TASK TO COMPLETE. For every entry below, give it back exactly and leave out any image.

(Dataset rows for apps and sites)
══════════
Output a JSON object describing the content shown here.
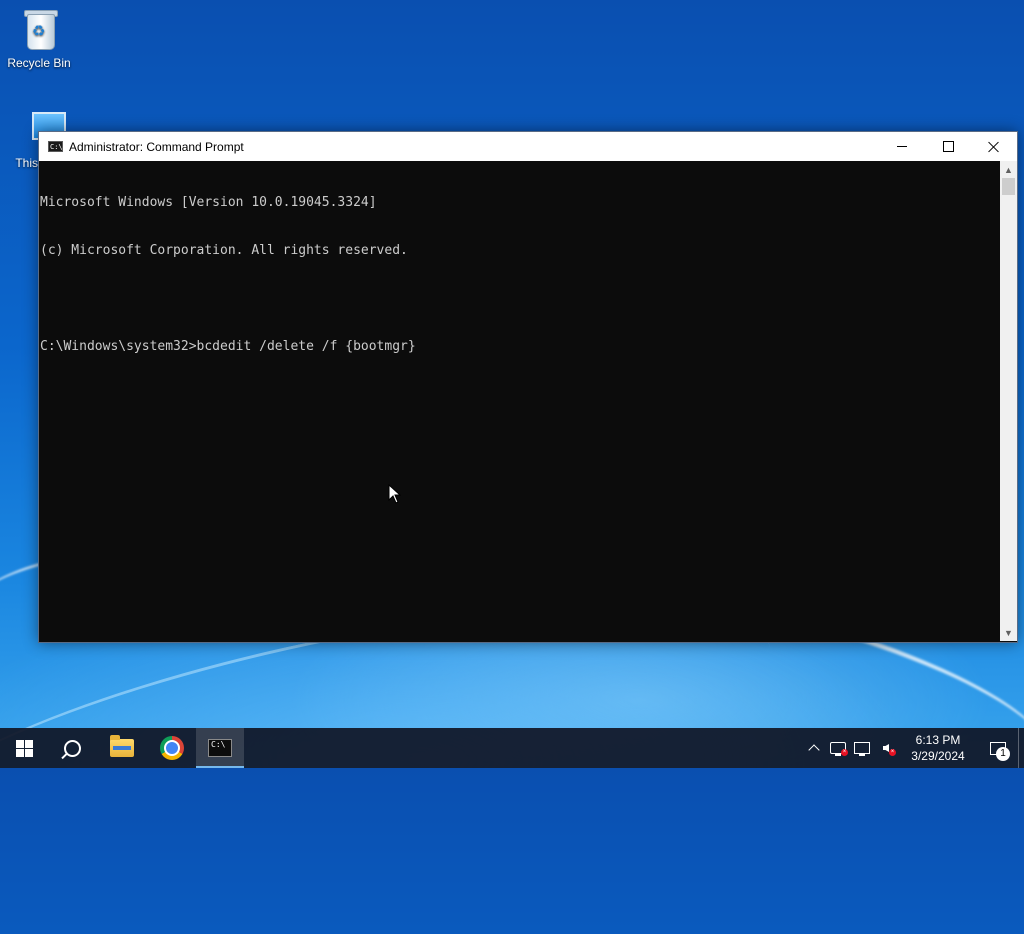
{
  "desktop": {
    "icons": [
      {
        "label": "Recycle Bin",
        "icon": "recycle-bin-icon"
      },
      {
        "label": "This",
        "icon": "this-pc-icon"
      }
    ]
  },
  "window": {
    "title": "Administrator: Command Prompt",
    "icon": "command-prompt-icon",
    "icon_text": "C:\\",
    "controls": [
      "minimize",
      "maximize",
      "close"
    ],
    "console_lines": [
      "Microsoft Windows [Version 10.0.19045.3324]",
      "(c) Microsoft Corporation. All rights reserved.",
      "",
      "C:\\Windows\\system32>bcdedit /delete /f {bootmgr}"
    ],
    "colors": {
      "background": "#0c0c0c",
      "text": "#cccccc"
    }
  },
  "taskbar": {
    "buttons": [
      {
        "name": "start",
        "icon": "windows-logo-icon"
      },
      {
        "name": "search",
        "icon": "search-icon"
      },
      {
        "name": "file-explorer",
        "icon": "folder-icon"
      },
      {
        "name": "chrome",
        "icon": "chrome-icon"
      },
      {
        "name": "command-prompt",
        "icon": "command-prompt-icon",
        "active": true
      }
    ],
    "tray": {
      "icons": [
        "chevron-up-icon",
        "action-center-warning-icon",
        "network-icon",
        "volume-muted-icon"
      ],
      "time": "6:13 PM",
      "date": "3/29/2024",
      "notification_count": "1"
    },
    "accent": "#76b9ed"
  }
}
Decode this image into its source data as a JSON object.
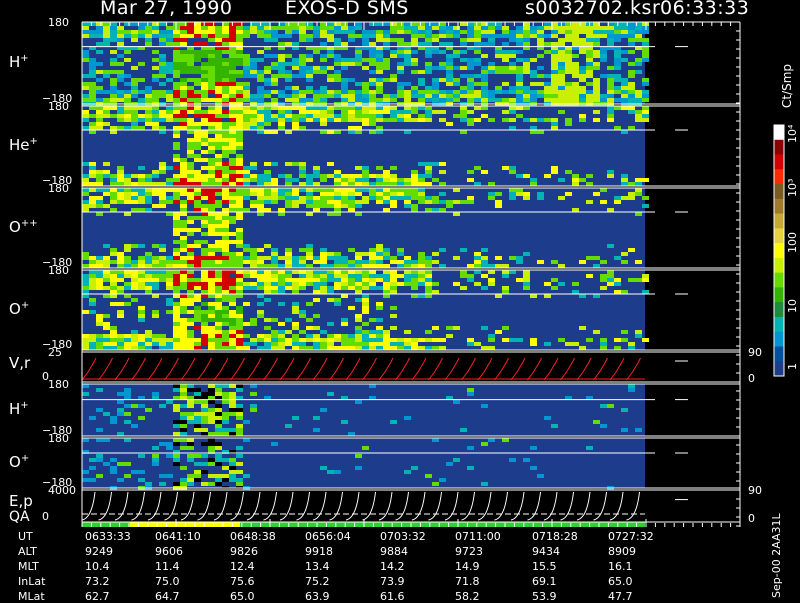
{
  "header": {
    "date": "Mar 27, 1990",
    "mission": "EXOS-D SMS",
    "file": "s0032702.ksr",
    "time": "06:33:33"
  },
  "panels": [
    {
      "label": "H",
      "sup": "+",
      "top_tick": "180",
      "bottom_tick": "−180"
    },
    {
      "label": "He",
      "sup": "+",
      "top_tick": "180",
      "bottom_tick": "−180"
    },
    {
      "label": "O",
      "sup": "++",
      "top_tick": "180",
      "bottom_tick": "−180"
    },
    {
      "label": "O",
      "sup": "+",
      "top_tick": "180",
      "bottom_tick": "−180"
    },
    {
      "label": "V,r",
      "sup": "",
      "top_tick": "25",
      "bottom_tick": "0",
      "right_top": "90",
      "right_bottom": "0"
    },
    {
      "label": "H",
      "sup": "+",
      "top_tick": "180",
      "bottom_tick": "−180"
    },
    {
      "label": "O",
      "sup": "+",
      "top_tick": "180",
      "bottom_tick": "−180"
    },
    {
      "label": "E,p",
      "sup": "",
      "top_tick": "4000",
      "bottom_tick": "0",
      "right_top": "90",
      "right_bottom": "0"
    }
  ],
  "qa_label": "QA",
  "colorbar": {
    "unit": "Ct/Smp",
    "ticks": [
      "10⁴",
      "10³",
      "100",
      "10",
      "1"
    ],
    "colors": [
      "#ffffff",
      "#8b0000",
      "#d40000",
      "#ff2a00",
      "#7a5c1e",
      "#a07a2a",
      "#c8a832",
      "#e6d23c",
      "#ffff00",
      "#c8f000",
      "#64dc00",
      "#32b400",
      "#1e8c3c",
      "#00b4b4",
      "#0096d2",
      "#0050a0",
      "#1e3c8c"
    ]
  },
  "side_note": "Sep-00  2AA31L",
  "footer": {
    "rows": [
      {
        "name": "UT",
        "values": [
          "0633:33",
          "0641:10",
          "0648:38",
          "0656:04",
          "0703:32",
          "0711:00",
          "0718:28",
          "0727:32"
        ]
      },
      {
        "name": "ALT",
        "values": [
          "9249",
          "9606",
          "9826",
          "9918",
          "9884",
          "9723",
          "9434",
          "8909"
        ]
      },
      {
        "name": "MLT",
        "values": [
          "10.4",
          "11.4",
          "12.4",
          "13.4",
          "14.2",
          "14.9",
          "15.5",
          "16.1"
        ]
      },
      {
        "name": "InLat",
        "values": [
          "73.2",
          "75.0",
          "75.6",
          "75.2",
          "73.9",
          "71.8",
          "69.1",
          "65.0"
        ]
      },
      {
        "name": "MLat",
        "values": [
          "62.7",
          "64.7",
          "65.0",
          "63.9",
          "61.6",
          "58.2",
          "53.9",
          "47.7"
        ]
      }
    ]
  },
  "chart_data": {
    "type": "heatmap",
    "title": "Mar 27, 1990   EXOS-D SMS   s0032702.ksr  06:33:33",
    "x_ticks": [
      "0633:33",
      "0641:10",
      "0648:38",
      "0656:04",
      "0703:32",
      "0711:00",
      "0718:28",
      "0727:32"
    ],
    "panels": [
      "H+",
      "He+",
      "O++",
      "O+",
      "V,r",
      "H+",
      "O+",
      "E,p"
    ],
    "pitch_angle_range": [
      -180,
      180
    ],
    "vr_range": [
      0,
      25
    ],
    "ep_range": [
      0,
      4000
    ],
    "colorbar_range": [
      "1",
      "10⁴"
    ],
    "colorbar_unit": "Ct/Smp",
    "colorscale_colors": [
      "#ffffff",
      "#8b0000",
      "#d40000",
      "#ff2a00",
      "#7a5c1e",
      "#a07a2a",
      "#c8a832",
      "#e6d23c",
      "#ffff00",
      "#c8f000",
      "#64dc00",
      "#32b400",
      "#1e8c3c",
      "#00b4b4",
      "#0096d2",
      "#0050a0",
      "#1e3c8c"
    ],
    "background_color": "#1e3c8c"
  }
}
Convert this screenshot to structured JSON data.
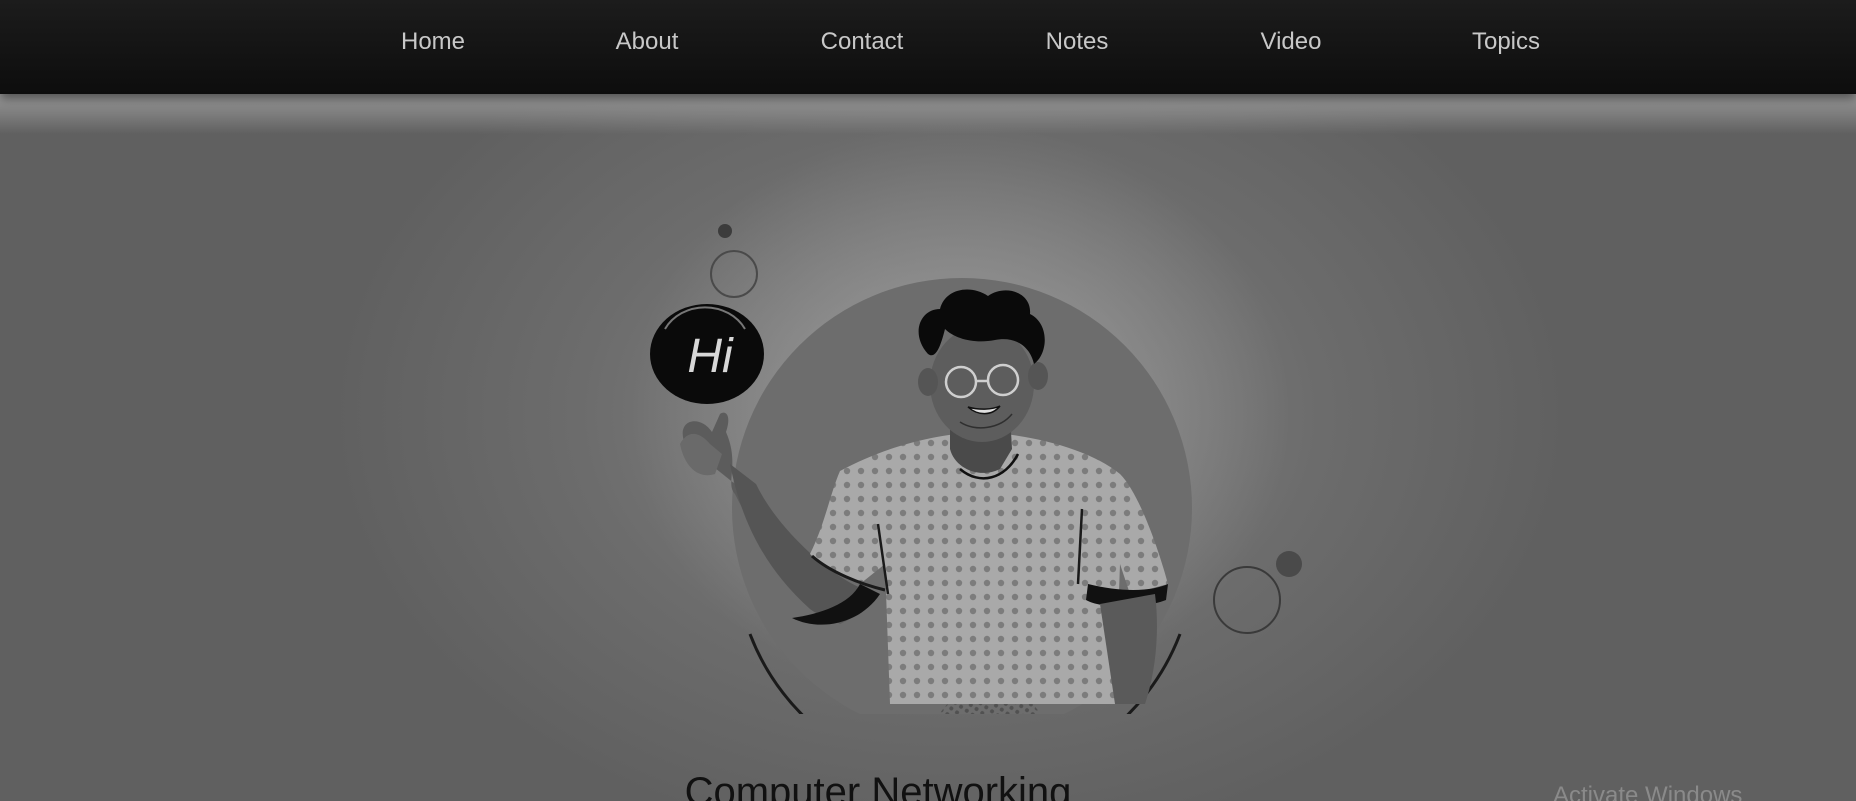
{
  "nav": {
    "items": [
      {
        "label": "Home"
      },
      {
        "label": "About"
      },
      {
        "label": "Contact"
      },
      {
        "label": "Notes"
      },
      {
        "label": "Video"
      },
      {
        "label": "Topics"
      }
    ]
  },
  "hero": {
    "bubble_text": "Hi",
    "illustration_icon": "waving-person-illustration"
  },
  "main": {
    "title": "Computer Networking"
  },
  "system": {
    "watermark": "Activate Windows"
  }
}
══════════
RESPONSE TO THIS EXERCISE.
Output a JSON object describing the content shown here.
{
  "desktop": {
    "icons": [
      {
        "label": "Recycle Bin",
        "icon": "recycle-bin-icon"
      },
      {
        "label": "This",
        "icon": "this-pc-icon"
      }
    ]
  },
  "window": {
    "title": "Administrator: Command Prompt",
    "icon": "command-prompt-icon",
    "icon_text": "C:\\",
    "controls": [
      "minimize",
      "maximize",
      "close"
    ],
    "console_lines": [
      "Microsoft Windows [Version 10.0.19045.3324]",
      "(c) Microsoft Corporation. All rights reserved.",
      "",
      "C:\\Windows\\system32>bcdedit /delete /f {bootmgr}"
    ],
    "colors": {
      "background": "#0c0c0c",
      "text": "#cccccc"
    }
  },
  "taskbar": {
    "buttons": [
      {
        "name": "start",
        "icon": "windows-logo-icon"
      },
      {
        "name": "search",
        "icon": "search-icon"
      },
      {
        "name": "file-explorer",
        "icon": "folder-icon"
      },
      {
        "name": "chrome",
        "icon": "chrome-icon"
      },
      {
        "name": "command-prompt",
        "icon": "command-prompt-icon",
        "active": true
      }
    ],
    "tray": {
      "icons": [
        "chevron-up-icon",
        "action-center-warning-icon",
        "network-icon",
        "volume-muted-icon"
      ],
      "time": "6:13 PM",
      "date": "3/29/2024",
      "notification_count": "1"
    },
    "accent": "#76b9ed"
  }
}
Decode this image into its source data as a JSON object.
{
  "header": {
    "date": "Mar 27, 1990",
    "mission": "EXOS-D SMS",
    "file": "s0032702.ksr",
    "time": "06:33:33"
  },
  "panels": [
    {
      "label": "H",
      "sup": "+",
      "top_tick": "180",
      "bottom_tick": "−180"
    },
    {
      "label": "He",
      "sup": "+",
      "top_tick": "180",
      "bottom_tick": "−180"
    },
    {
      "label": "O",
      "sup": "++",
      "top_tick": "180",
      "bottom_tick": "−180"
    },
    {
      "label": "O",
      "sup": "+",
      "top_tick": "180",
      "bottom_tick": "−180"
    },
    {
      "label": "V,r",
      "sup": "",
      "top_tick": "25",
      "bottom_tick": "0",
      "right_top": "90",
      "right_bottom": "0"
    },
    {
      "label": "H",
      "sup": "+",
      "top_tick": "180",
      "bottom_tick": "−180"
    },
    {
      "label": "O",
      "sup": "+",
      "top_tick": "180",
      "bottom_tick": "−180"
    },
    {
      "label": "E,p",
      "sup": "",
      "top_tick": "4000",
      "bottom_tick": "0",
      "right_top": "90",
      "right_bottom": "0"
    }
  ],
  "qa_label": "QA",
  "colorbar": {
    "unit": "Ct/Smp",
    "ticks": [
      "10⁴",
      "10³",
      "100",
      "10",
      "1"
    ],
    "colors": [
      "#ffffff",
      "#8b0000",
      "#d40000",
      "#ff2a00",
      "#7a5c1e",
      "#a07a2a",
      "#c8a832",
      "#e6d23c",
      "#ffff00",
      "#c8f000",
      "#64dc00",
      "#32b400",
      "#1e8c3c",
      "#00b4b4",
      "#0096d2",
      "#0050a0",
      "#1e3c8c"
    ]
  },
  "side_note": "Sep-00  2AA31L",
  "footer": {
    "rows": [
      {
        "name": "UT",
        "values": [
          "0633:33",
          "0641:10",
          "0648:38",
          "0656:04",
          "0703:32",
          "0711:00",
          "0718:28",
          "0727:32"
        ]
      },
      {
        "name": "ALT",
        "values": [
          "9249",
          "9606",
          "9826",
          "9918",
          "9884",
          "9723",
          "9434",
          "8909"
        ]
      },
      {
        "name": "MLT",
        "values": [
          "10.4",
          "11.4",
          "12.4",
          "13.4",
          "14.2",
          "14.9",
          "15.5",
          "16.1"
        ]
      },
      {
        "name": "InLat",
        "values": [
          "73.2",
          "75.0",
          "75.6",
          "75.2",
          "73.9",
          "71.8",
          "69.1",
          "65.0"
        ]
      },
      {
        "name": "MLat",
        "values": [
          "62.7",
          "64.7",
          "65.0",
          "63.9",
          "61.6",
          "58.2",
          "53.9",
          "47.7"
        ]
      }
    ]
  },
  "chart_data": {
    "type": "heatmap",
    "title": "Mar 27, 1990   EXOS-D SMS   s0032702.ksr  06:33:33",
    "x_ticks": [
      "0633:33",
      "0641:10",
      "0648:38",
      "0656:04",
      "0703:32",
      "0711:00",
      "0718:28",
      "0727:32"
    ],
    "panels": [
      "H+",
      "He+",
      "O++",
      "O+",
      "V,r",
      "H+",
      "O+",
      "E,p"
    ],
    "pitch_angle_range": [
      -180,
      180
    ],
    "vr_range": [
      0,
      25
    ],
    "ep_range": [
      0,
      4000
    ],
    "colorbar_range": [
      "1",
      "10⁴"
    ],
    "colorbar_unit": "Ct/Smp",
    "colorscale_colors": [
      "#ffffff",
      "#8b0000",
      "#d40000",
      "#ff2a00",
      "#7a5c1e",
      "#a07a2a",
      "#c8a832",
      "#e6d23c",
      "#ffff00",
      "#c8f000",
      "#64dc00",
      "#32b400",
      "#1e8c3c",
      "#00b4b4",
      "#0096d2",
      "#0050a0",
      "#1e3c8c"
    ],
    "background_color": "#1e3c8c"
  }
}
Convert this screenshot to structured JSON data.
{
  "nav": {
    "items": [
      {
        "label": "Home"
      },
      {
        "label": "About"
      },
      {
        "label": "Contact"
      },
      {
        "label": "Notes"
      },
      {
        "label": "Video"
      },
      {
        "label": "Topics"
      }
    ]
  },
  "hero": {
    "bubble_text": "Hi",
    "illustration_icon": "waving-person-illustration"
  },
  "main": {
    "title": "Computer Networking"
  },
  "system": {
    "watermark": "Activate Windows"
  }
}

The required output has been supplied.